Today is Christ the King Sunday; it’s also called Reign of Christ Sunday. I like the term Reign of Christ because it makes it more clear to me – and I hope you – that Jesus Christ rules over all of life, over all of creation.
It’s the last Sunday of the church year, so it gives us a chance to think about who Jesus is from birth ... to death ... to resurrection ... to ascension. Our hymns today come from most of the seasons of the year: Advent, Christmas, Lent, and Easter. The choir anthem gives us the sense of God’s presence through the Holy Spirit, from the season of Pentecost.
Today is also the last Sunday of what many call the “green season,” a time for growing in faith and knowledge. For six months we have had green paraments and studied what Jesus wants to teach us. Our readings from Matthew have both assured us and challenged us all summer.

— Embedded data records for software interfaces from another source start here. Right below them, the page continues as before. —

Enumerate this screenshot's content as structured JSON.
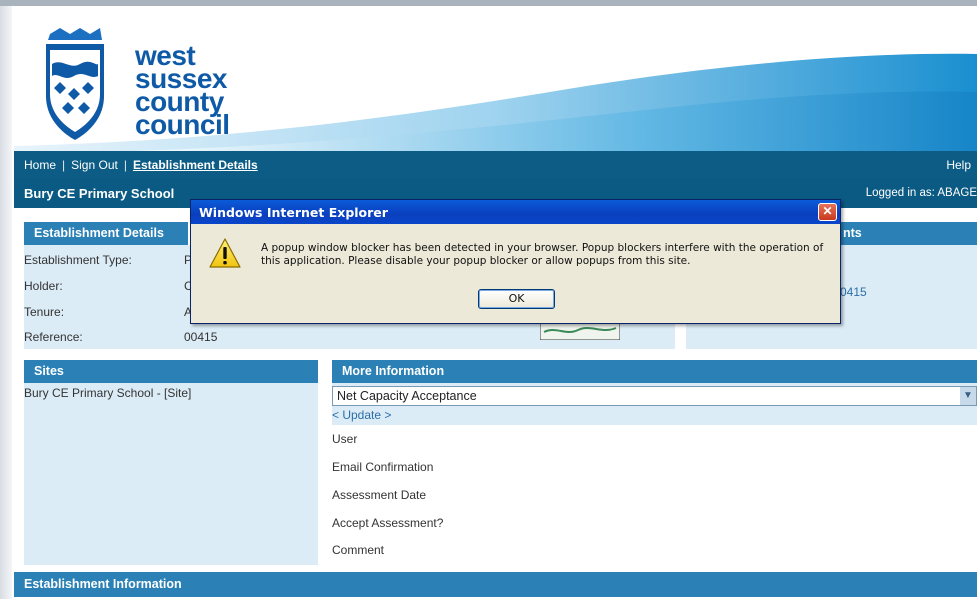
{
  "header": {
    "logo": {
      "line1": "west",
      "line2": "sussex",
      "line3": "county",
      "line4": "council"
    }
  },
  "nav": {
    "home": "Home",
    "sign_out": "Sign Out",
    "establishment_details": "Establishment Details",
    "separator": "|",
    "help": "Help"
  },
  "school": {
    "name": "Bury CE Primary School",
    "logged_in": "Logged in as: ABAGE"
  },
  "establishment": {
    "heading": "Establishment Details",
    "rows": [
      {
        "label": "Establishment Type:",
        "value": "P"
      },
      {
        "label": "Holder:",
        "value": "C"
      },
      {
        "label": "Tenure:",
        "value": "A"
      },
      {
        "label": "Reference:",
        "value": "00415"
      }
    ]
  },
  "right_panel": {
    "heading_fragment": "nts",
    "value_fragment": "0415"
  },
  "sites": {
    "heading": "Sites",
    "items": [
      "Bury CE Primary School - [Site]"
    ]
  },
  "more_info": {
    "heading": "More Information",
    "select_value": "Net Capacity Acceptance",
    "update_link": "< Update >",
    "fields": [
      "User",
      "Email Confirmation",
      "Assessment Date",
      "Accept Assessment?",
      "Comment"
    ]
  },
  "establishment_information": {
    "heading": "Establishment Information"
  },
  "dialog": {
    "title": "Windows Internet Explorer",
    "message": "A popup window blocker has been detected in your browser. Popup blockers interfere with the operation of this application. Please disable your popup blocker or allow popups from this site.",
    "ok_label": "OK",
    "close_glyph": "✕"
  },
  "colors": {
    "nav_bg": "#0c5c85",
    "panel_head": "#2b81b6",
    "panel_body": "#dcecf6",
    "logo_blue": "#0f5aa7",
    "dialog_title": "#0a3fbf"
  }
}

Jesus’ teaching brings us surprises. Earlier in the church year, during Epiphany, we read and thought about the Beatitudes: blessed are those who are poor, meek, grieving, persecuted. “What?!” we ask ourselves, “how can those outsiders be the blessed ones?”
In this passage from Matthew, Jesus describes a scene of judgment, with the sheep and the goats being sorted from one another. The sheep inherit the kingdom/reign of God, and the goats are sent to the eternal fire of the slaughterhouse. Very simply, in Jesus’ message here, the sheep do ministry to and with those in need, even if they don’t know they are doing it, and the goats don’t see the ministry at all.
We usually assume that we are the sheep, the chosen ones, and that those other people are the unlucky goats, on their way to the slaughterhouse. We like to determine for ourselves that certain people are goats, and that they could not possible be loved by God the way we sheep are loved.
But what if our very assumption of sheep-ness makes us goats? Whether we like it or not, that is what Jesus is saying in this passage. Jesus is the one who does the sorting, not us humans, no matter how much we want that job for ourselves.
It’s easy to think that the more we do in Jesus’ name, the more God will love us, the more Jesus will call us his sheep. But if we are doing those actions in order to add gold stars to our score card, Jesus says, that’s not the way it works. That’s part of what could make us be goats. Our good deeds are to be done “just because” in response to God’s love for us.
For example, the other night, I was at a dinner party at a friend’s home. While we were finishing our meal, some members of the friend’s family arrived. They were spending the night on their way to a football game the next day. As we ate our dessert, the family members filled the dishwasher with all our dirty dishes. They weren’t hoping to gain gold stars in the family system; the dishes were there, they needed to be done, and they did them. It was a simple act of love and kindness.
There’s a lot of focus in our culture about getting into heaven. People ask us, “Have you been saved?” “Will you make it into heaven?” So, we wonder, how do we know if we have done enough to make it into heaven?
Jesus’ answer for that is: it’s not up to us. We will be judged. That’s made clear in this text, and implied in the Beatitudes. But the judgment is not based on how hard we tried to do the right things; it’s based on how authentically we have loved God and passed on that same love to God’s people.
Even more than that, we are judged by Jesus, who was born as a human child; who lived, preached, fed, and healed; who challenged the powers that be and changed the way people think about God. He was crucified, died, and buried; resurrected, and ascended in order to prove with his own life just how much God loves us and wants us to return that love. It is this Jesus who judges us, who wants us to be with him as we live and love, and after we die, still in that love.
In response to God’s love, we love others. Most of us are familiar with the ministry Mother Teresa of Calcutta did. She went into one of the poorest places in the world and gathered in the sickest people in order to care for them with dignity as they died. She did this ministry in the name of Christ, and told us she saw Jesus in the face of every person she encountered. After she died, it was revealed that she did this ministry in spite of a feeling of Jesus’ absence for much of her life. Mother Teresa ministered to needy folks because they needed to be cared for, not to score gold stars with God.
We do that too. We fill shoeboxes and we give to needy people in the community because we love Jesus and he has taught us to pass on what we have with those in need.
Like Mother Teresa, we try to see Jesus’ face in the faces of those we help, too. We try to see Jesus in the faces of the children who receive shoeboxes, and in the faces of the needy folks who come to us for help. Those faces are filled with joy at the way we care for them, and we hope they can see Jesus’ face through us, too.
We don’t do these ministries because we want God to give us gold stars; we do them because there are needy people and we can help them. This is why Jesus, our King, our Ruler, and our Judge will call us his sheep.
Please pray with me: Jesus, you are our king and our judge. Be merciful to us, and help us be your sheep. Amen